Who’s always our guide
It is the child in us
– “The Child in Us”
In August 1997 Virgin Records Germany was preparing to release a third single “The Roundabout” but when September came, they were still undecided about its potential release. In December 1997 the information about completed remix for “The Roundabout” by DJ Quicksilver surfaced to the public. A few weeks later that remix is reported to be performed by DJ Quicksilver on German music TV channel “VIVA” (Club Rotation). On 5th February 1998 Virgin Germany released a newsletter in which they gave a date of February 9th for a new Enigma single release “The Roundabout” but it wasn’t released until September 1998 when the record company officially cancelled “The Roundabout” focusing their promotion budget on Michael’s new project Trance Atlantic Air Waves simultaneously ending the third Enigma’s odyssey of the mind.
Facts to remember
- Le Roi Est Mort, Vive Le Roi! was nominated in the 1998 Grammy Awards for Best New Age Album and Johann Zambryski’s album art design earned him a nomination for Best Recording Package.
- Echo Award’97 (Germany) for Best National Artist in Foreign Countries; honoured for “Beyond the Invisible”.
- The album reached top 10 of sales charts in twelve countries and scored a peak position – no. 3 on Euro Charts
- The intro track begins with a sample of mission control contacting the Discovery from the movie 2001: A Space Odyssey. The intro, including the famed “Enigma horn”, is played backwards for the closing track, “Odyssey of the Mind”.
- Beyond the Invisible was featured in 11th episode of TV series drama “La Femme Nikita” (also, released on an original “La Femme Nikita” soundtrack in 1998).

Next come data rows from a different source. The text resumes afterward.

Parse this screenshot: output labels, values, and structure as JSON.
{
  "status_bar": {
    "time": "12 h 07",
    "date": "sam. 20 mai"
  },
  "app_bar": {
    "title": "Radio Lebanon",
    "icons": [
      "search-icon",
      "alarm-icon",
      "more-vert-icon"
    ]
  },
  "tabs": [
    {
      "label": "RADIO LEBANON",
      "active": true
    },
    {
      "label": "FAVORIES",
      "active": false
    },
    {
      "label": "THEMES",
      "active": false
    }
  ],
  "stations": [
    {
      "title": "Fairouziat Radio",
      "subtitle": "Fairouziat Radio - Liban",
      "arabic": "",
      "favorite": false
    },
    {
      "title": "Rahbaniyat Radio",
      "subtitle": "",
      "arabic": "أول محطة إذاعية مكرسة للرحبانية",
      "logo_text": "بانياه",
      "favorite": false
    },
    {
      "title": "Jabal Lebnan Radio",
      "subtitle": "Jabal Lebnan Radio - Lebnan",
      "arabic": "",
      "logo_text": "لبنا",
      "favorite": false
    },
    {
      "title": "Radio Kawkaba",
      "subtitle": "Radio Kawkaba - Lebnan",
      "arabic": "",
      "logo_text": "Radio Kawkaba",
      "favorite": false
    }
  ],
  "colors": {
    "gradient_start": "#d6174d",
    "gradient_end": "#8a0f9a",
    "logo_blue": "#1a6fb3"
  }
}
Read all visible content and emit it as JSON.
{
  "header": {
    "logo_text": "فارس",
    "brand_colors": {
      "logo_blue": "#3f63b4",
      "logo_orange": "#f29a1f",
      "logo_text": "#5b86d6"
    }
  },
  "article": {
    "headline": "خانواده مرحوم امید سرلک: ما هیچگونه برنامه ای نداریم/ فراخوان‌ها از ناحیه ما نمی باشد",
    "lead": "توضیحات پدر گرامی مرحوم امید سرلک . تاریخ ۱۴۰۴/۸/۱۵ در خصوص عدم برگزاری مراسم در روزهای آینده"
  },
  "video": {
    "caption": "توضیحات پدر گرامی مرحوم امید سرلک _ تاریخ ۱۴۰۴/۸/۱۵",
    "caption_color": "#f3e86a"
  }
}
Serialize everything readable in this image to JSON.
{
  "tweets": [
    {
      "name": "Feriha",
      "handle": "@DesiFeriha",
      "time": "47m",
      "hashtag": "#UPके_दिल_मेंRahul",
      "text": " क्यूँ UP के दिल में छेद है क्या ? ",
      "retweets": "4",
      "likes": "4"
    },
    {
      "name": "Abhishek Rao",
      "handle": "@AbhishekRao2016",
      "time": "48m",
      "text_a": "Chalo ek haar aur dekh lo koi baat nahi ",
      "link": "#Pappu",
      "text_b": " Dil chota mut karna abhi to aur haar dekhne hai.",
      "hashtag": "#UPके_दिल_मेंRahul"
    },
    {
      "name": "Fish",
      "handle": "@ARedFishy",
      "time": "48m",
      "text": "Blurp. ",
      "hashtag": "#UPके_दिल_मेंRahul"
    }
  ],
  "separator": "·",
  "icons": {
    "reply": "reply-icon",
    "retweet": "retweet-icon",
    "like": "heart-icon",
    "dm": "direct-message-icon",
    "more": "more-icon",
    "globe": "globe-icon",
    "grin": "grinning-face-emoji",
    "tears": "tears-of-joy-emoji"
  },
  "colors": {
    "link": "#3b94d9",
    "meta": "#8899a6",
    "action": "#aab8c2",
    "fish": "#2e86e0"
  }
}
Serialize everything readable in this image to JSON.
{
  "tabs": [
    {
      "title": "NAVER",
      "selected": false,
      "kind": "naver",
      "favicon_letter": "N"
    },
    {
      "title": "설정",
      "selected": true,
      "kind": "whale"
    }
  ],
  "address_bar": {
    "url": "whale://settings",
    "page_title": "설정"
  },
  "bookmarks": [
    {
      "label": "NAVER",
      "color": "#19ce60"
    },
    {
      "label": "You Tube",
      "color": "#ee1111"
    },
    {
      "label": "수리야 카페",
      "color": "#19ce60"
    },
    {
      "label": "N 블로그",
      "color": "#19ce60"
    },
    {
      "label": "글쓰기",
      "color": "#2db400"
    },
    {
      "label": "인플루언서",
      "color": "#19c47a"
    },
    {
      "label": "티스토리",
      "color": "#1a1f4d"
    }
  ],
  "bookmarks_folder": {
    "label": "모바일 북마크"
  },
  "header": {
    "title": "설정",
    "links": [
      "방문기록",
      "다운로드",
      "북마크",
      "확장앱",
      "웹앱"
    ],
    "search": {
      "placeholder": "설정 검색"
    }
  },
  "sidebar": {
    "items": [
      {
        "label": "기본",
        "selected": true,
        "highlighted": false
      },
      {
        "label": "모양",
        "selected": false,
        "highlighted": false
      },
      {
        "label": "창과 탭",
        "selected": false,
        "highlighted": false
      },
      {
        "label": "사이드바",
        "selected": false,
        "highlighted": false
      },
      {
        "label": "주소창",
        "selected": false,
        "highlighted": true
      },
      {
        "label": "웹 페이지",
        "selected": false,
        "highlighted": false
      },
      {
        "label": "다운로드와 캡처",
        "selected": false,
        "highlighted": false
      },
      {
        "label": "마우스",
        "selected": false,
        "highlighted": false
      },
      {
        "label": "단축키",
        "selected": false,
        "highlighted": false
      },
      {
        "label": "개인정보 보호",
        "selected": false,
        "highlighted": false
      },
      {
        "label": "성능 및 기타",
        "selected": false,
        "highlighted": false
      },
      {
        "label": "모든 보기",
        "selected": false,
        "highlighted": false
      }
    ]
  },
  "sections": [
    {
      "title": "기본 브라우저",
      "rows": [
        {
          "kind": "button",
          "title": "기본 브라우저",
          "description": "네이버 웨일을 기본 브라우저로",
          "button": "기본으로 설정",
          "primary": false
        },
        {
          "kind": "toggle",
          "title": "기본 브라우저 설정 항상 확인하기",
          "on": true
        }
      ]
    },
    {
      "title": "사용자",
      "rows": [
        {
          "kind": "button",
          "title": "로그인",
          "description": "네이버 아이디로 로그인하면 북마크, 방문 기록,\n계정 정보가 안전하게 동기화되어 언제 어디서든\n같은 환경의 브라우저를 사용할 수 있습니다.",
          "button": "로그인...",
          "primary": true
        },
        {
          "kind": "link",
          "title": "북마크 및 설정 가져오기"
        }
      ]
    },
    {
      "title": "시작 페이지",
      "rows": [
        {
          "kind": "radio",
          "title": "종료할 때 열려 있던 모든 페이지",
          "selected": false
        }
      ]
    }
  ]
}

- Mustang Jeans used “The Roundabout” in their Indian-themed TV commercial (1998).
- “The Child in Us” – the most liked Enigma song on YouTube by reaching the highest ratio of “like” to “dislike” figures among all Enigma songs.
- “Why” – the most popular song from E3 on YouTube (over 1,3 million views annually) holding the 6th place for the most popular Enigma song of all times on YouTube.
Marcin Papke, Adrian Rode, Billboard materials,
Enigma-Archives, Joar Grimstvedt, EnigmaMusic.com,
Discogs, Virgin/EMI press releases, Wikipedia,
public internet materials.